What are the differences in tuners?

From the most expensive to the least  (within the Korg brand)...

There is a model of tuner made by Korg called the AT-2 which is based on the tuning scale of Professor Yamane. This tuning scale does not quite match that reported by Professor Seamus MacNeill. IMHO this tuner is a ridiculously expensive, academic toy. It uses an analog meter movement and can break if/when dropped. It retails for about $300.

(Notes:  Korg makes the OM-12T which has many tuning modes and can be set over a wide range.  There is also an older model Korg - I don't know the model number!- which was functionally very similar to the AT-2.  It is not part of Korg's current line.) 

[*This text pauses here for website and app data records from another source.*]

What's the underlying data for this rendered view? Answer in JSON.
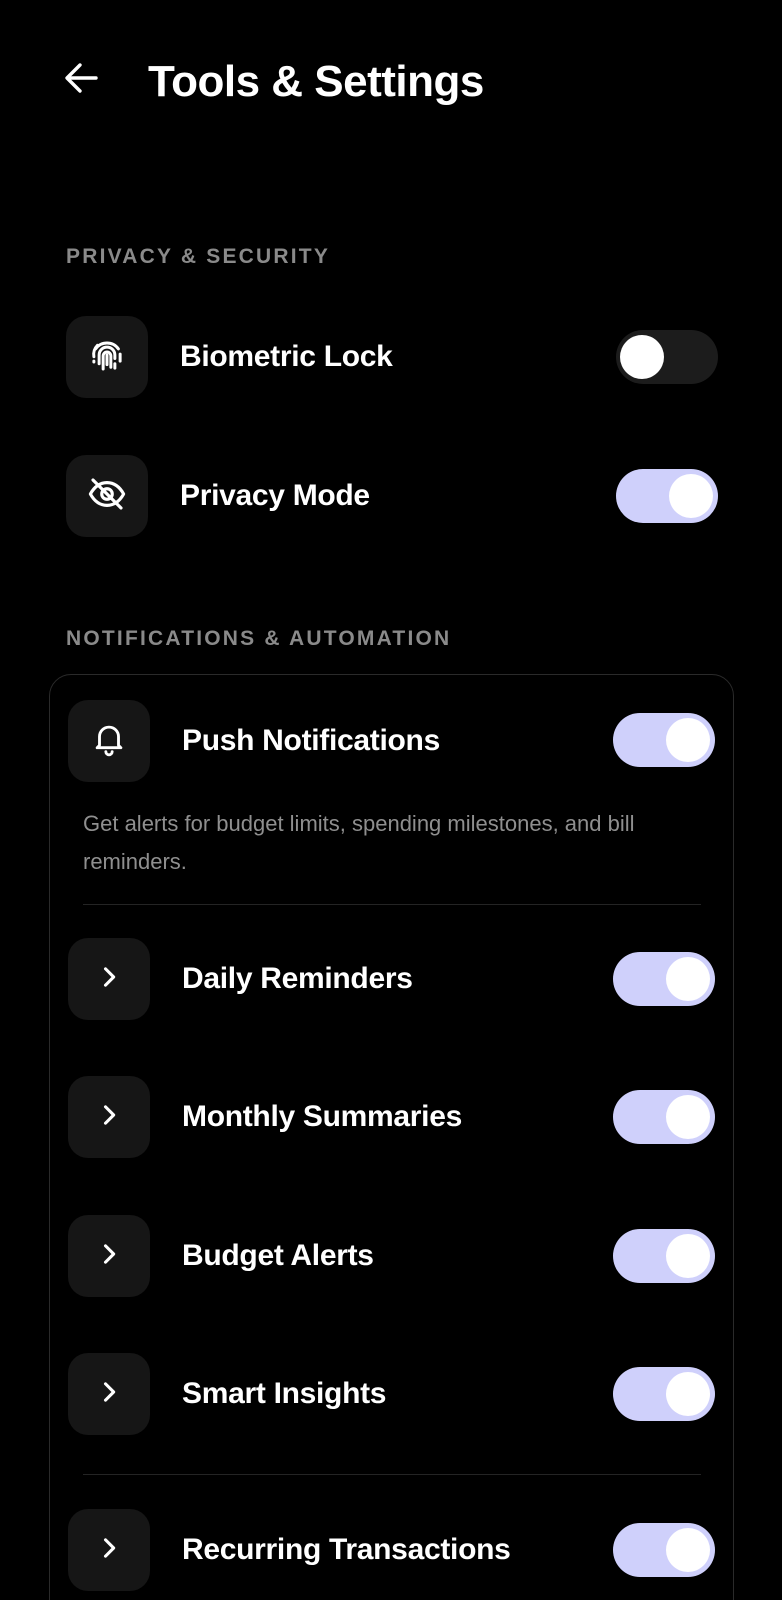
{
  "header": {
    "title": "Tools & Settings",
    "back_icon": "arrow-left-icon"
  },
  "sections": {
    "privacy": {
      "label": "PRIVACY & SECURITY",
      "items": [
        {
          "label": "Biometric Lock",
          "icon": "fingerprint-icon",
          "enabled": false
        },
        {
          "label": "Privacy Mode",
          "icon": "eye-off-icon",
          "enabled": true
        }
      ]
    },
    "notifications": {
      "label": "NOTIFICATIONS & AUTOMATION",
      "push": {
        "label": "Push Notifications",
        "icon": "bell-icon",
        "enabled": true,
        "description": "Get alerts for budget limits, spending milestones, and bill reminders."
      },
      "items": [
        {
          "label": "Daily Reminders",
          "icon": "chevron-right-icon",
          "enabled": true
        },
        {
          "label": "Monthly Summaries",
          "icon": "chevron-right-icon",
          "enabled": true
        },
        {
          "label": "Budget Alerts",
          "icon": "chevron-right-icon",
          "enabled": true
        },
        {
          "label": "Smart Insights",
          "icon": "chevron-right-icon",
          "enabled": true
        },
        {
          "label": "Recurring Transactions",
          "icon": "chevron-right-icon",
          "enabled": true
        }
      ]
    }
  },
  "colors": {
    "background": "#000000",
    "toggle_on": "#cfd0fb",
    "toggle_off": "#1c1c1c",
    "icon_box": "#161616",
    "section_label": "#8a8a8a"
  }
}
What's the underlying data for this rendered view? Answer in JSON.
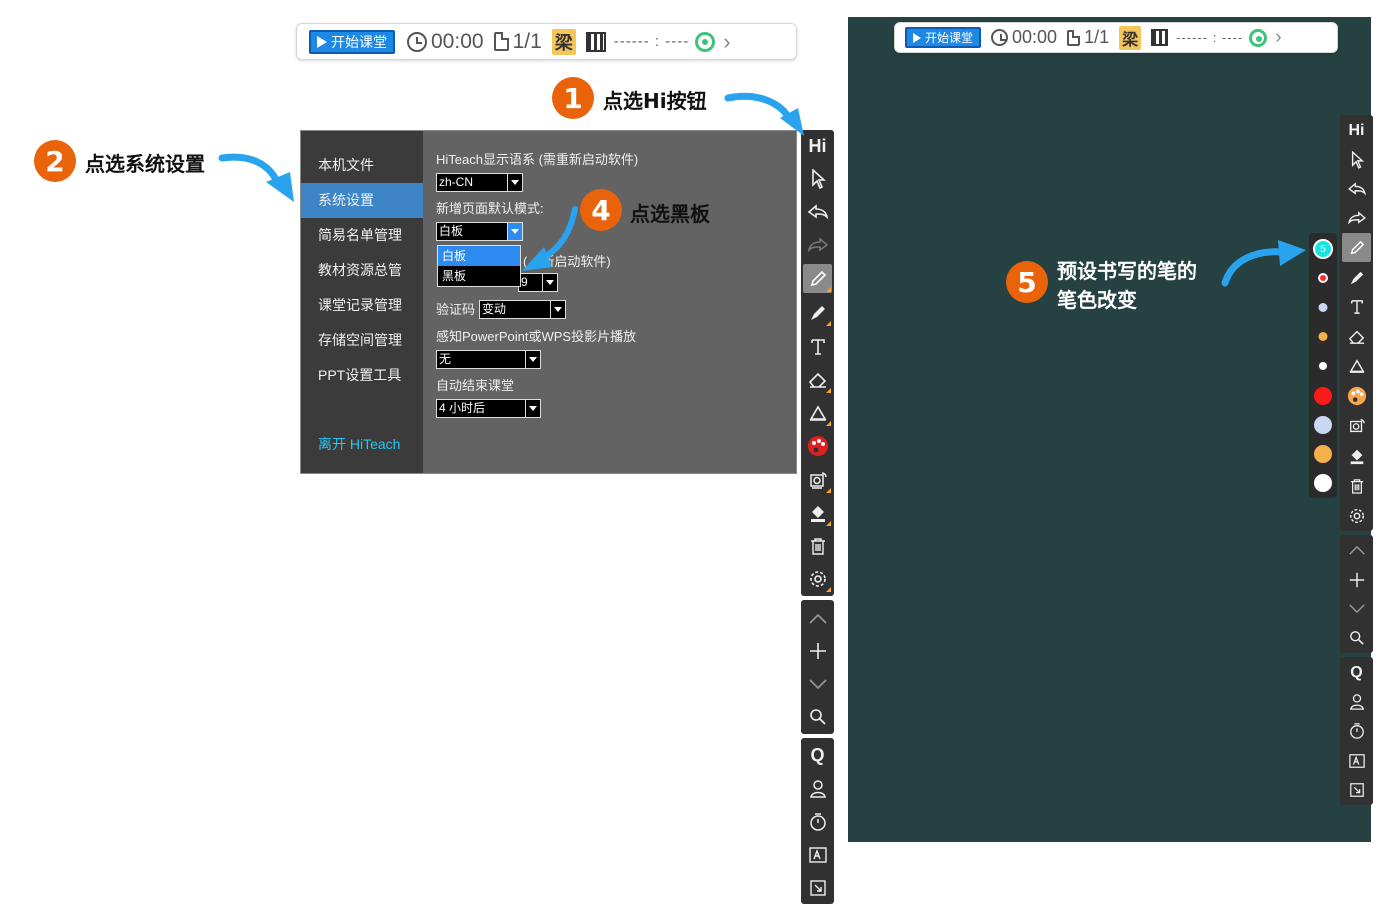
{
  "topbar": {
    "start_label": "开始课堂",
    "timer": "00:00",
    "pages": "1/1",
    "seat": "梁",
    "status_dashes": "------ : ----",
    "chevron": "›"
  },
  "settings": {
    "menu": [
      "本机文件",
      "系统设置",
      "简易名单管理",
      "教材资源总管",
      "课堂记录管理",
      "存储空间管理",
      "PPT设置工具"
    ],
    "active_index": 1,
    "leave": "离开 HiTeach",
    "lang_label": "HiTeach显示语系 (需重新启动软件)",
    "lang_value": "zh-CN",
    "mode_label": "新增页面默认模式:",
    "mode_value": "白板",
    "mode_options": [
      "白板",
      "黑板"
    ],
    "partial_label": "(",
    "partial_label_tail": "新启动软件)",
    "partial_value": "9",
    "verify_label": "验证码",
    "verify_value": "变动",
    "ppt_label": "感知PowerPoint或WPS投影片播放",
    "ppt_value": "无",
    "autoend_label": "自动结束课堂",
    "autoend_value": "4 小时后"
  },
  "annotations": {
    "a1": {
      "num": "1",
      "text": "点选Hi按钮"
    },
    "a2": {
      "num": "2",
      "text": "点选系统设置"
    },
    "a4": {
      "num": "4",
      "text": "点选黑板"
    },
    "a5": {
      "num": "5",
      "line1": "预设书写的笔的",
      "line2": "笔色改变"
    }
  },
  "toolbar": {
    "hi_label": "Hi",
    "q_label": "Q"
  },
  "palette": {
    "selected_number": "5",
    "colors": [
      "#19e3e3",
      "#ff2a2a",
      "#c9d7f5",
      "#f5b04a",
      "#ffffff",
      "#ff1a1a",
      "#c9d7f5",
      "#f5b04a",
      "#ffffff"
    ]
  },
  "accent_colors": {
    "badge": "#e8630a",
    "arrow": "#29a3ee",
    "board": "#254141",
    "start_button": "#1e88e5"
  }
}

The Korg DT-3 has the ability to "capture" a tuning reference pitch making it very easy to "carry" that pitch to other members of a pipe band. It can also be used to determine the absolute pitch and to balance chanters. Being digital, it can be dropped without much fear of breakage. The "down-side" of this tuner is that it uses LED's and is not always easy to read in the sun while tuning drones. It also will eat batteries if you leave it "on". It can be purchased for about $75.

The Korg CA-10/20/30 can't capture a tuning reference, but has an LCD displayed analog movement which is easy to read anywhere. Being digital, it is relatively indestructible and has an automatic shut-off after several minutes. To "carry" the pitch, you need to remember where it is on the LCD scale, but this is pretty simple stuff. I bought one (retail) for $17.

All tuners have microphone inputs...

My ideal tuner doesn't exist, but would be a combination of the CA-10, DT-3 and AT-2. It could capture a pitch, like the DT-3, and have an LCD analog display, like the CA-10 and have bagpipe-friendly scale divisions like the AT-2. I'd also like to see an extension microphone on a gooseneck and a wrist strap to make it easy to tune drones with only one person.


Copyright S.K. MacLeod 1996-2016